EXERCISE DESCRIPTION: In the listing below, tally the lines that hold "SOUTH" and report that number by itself.

MATERIALS PROVIDED section start

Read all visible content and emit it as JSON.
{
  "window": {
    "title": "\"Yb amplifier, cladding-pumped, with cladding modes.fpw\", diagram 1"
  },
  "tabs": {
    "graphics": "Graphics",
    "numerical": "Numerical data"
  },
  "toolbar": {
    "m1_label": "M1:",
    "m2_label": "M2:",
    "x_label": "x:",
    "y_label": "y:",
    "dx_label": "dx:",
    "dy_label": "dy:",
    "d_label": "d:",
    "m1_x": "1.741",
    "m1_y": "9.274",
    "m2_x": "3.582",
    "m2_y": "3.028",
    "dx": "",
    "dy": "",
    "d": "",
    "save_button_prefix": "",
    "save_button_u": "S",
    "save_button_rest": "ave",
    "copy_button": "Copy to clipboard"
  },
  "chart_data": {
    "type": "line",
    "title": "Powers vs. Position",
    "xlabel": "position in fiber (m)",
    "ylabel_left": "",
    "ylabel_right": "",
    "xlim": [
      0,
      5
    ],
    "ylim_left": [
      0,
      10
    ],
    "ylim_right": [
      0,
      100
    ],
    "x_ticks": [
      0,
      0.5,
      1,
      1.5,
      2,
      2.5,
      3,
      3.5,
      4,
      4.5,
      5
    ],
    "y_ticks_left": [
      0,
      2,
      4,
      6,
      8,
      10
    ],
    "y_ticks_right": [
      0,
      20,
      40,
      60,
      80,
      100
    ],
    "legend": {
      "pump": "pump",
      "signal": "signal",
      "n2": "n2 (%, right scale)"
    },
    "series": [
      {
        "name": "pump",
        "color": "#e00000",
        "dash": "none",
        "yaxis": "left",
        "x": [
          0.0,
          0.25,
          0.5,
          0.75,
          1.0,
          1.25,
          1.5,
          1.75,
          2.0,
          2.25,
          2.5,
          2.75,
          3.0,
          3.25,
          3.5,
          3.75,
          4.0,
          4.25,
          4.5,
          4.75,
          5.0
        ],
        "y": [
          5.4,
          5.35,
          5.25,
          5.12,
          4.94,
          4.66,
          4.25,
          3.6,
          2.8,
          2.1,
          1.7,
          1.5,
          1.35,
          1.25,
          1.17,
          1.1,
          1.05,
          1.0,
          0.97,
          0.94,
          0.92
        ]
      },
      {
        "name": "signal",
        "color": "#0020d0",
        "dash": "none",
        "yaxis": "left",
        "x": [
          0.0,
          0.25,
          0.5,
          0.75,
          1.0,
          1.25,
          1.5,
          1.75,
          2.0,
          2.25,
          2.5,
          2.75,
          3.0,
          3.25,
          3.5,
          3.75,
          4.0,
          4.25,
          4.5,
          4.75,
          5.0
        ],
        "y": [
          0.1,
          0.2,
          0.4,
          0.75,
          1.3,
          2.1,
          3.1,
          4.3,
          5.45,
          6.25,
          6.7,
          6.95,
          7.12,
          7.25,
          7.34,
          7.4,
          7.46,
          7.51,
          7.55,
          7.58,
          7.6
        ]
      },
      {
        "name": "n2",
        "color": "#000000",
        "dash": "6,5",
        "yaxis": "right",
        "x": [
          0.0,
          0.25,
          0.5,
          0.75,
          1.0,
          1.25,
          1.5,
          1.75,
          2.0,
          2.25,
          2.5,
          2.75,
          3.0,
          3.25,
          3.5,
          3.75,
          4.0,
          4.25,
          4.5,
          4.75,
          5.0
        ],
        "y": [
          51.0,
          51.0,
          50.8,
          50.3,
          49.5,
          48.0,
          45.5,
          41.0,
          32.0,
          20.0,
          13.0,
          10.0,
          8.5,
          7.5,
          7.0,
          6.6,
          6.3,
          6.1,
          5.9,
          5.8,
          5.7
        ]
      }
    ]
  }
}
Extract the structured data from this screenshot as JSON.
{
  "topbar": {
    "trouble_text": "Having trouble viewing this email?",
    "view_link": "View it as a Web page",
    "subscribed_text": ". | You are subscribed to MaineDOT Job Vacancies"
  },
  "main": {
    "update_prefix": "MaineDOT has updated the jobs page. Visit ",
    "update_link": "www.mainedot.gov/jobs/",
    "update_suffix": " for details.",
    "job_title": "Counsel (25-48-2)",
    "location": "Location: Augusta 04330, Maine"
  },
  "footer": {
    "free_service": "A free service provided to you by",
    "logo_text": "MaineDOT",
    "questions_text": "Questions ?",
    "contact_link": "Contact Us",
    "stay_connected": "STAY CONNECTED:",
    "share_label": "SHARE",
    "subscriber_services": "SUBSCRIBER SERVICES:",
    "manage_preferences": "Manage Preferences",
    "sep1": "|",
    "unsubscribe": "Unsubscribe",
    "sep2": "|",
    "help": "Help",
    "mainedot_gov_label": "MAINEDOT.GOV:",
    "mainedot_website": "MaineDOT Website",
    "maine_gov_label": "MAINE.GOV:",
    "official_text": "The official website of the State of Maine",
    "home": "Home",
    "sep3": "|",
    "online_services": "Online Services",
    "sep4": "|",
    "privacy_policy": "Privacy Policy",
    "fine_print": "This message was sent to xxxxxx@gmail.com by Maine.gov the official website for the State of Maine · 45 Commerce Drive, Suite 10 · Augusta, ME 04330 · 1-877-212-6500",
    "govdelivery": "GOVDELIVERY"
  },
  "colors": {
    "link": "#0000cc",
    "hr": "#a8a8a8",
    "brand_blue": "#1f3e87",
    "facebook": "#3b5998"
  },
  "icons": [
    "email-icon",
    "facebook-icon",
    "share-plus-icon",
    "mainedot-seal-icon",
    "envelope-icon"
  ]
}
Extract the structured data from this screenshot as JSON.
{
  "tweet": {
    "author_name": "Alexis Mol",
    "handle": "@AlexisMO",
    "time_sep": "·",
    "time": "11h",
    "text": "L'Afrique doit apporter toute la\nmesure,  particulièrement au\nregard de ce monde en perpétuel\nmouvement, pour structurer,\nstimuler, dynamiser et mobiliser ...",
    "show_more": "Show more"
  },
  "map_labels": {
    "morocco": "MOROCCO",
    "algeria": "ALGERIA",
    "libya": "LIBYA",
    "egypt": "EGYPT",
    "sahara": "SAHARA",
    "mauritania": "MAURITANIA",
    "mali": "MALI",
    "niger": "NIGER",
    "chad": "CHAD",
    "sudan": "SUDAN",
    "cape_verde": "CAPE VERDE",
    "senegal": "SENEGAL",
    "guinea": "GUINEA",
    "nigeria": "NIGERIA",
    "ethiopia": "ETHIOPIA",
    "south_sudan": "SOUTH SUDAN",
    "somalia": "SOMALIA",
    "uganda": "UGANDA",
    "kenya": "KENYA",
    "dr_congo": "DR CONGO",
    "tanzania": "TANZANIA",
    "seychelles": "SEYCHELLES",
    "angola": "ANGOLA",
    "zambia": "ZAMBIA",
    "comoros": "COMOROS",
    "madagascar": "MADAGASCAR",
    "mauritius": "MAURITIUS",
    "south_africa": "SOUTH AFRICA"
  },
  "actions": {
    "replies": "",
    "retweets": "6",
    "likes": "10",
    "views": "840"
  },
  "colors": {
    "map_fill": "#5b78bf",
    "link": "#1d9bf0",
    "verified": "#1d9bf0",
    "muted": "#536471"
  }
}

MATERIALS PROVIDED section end

SOLUTION BELOW: 2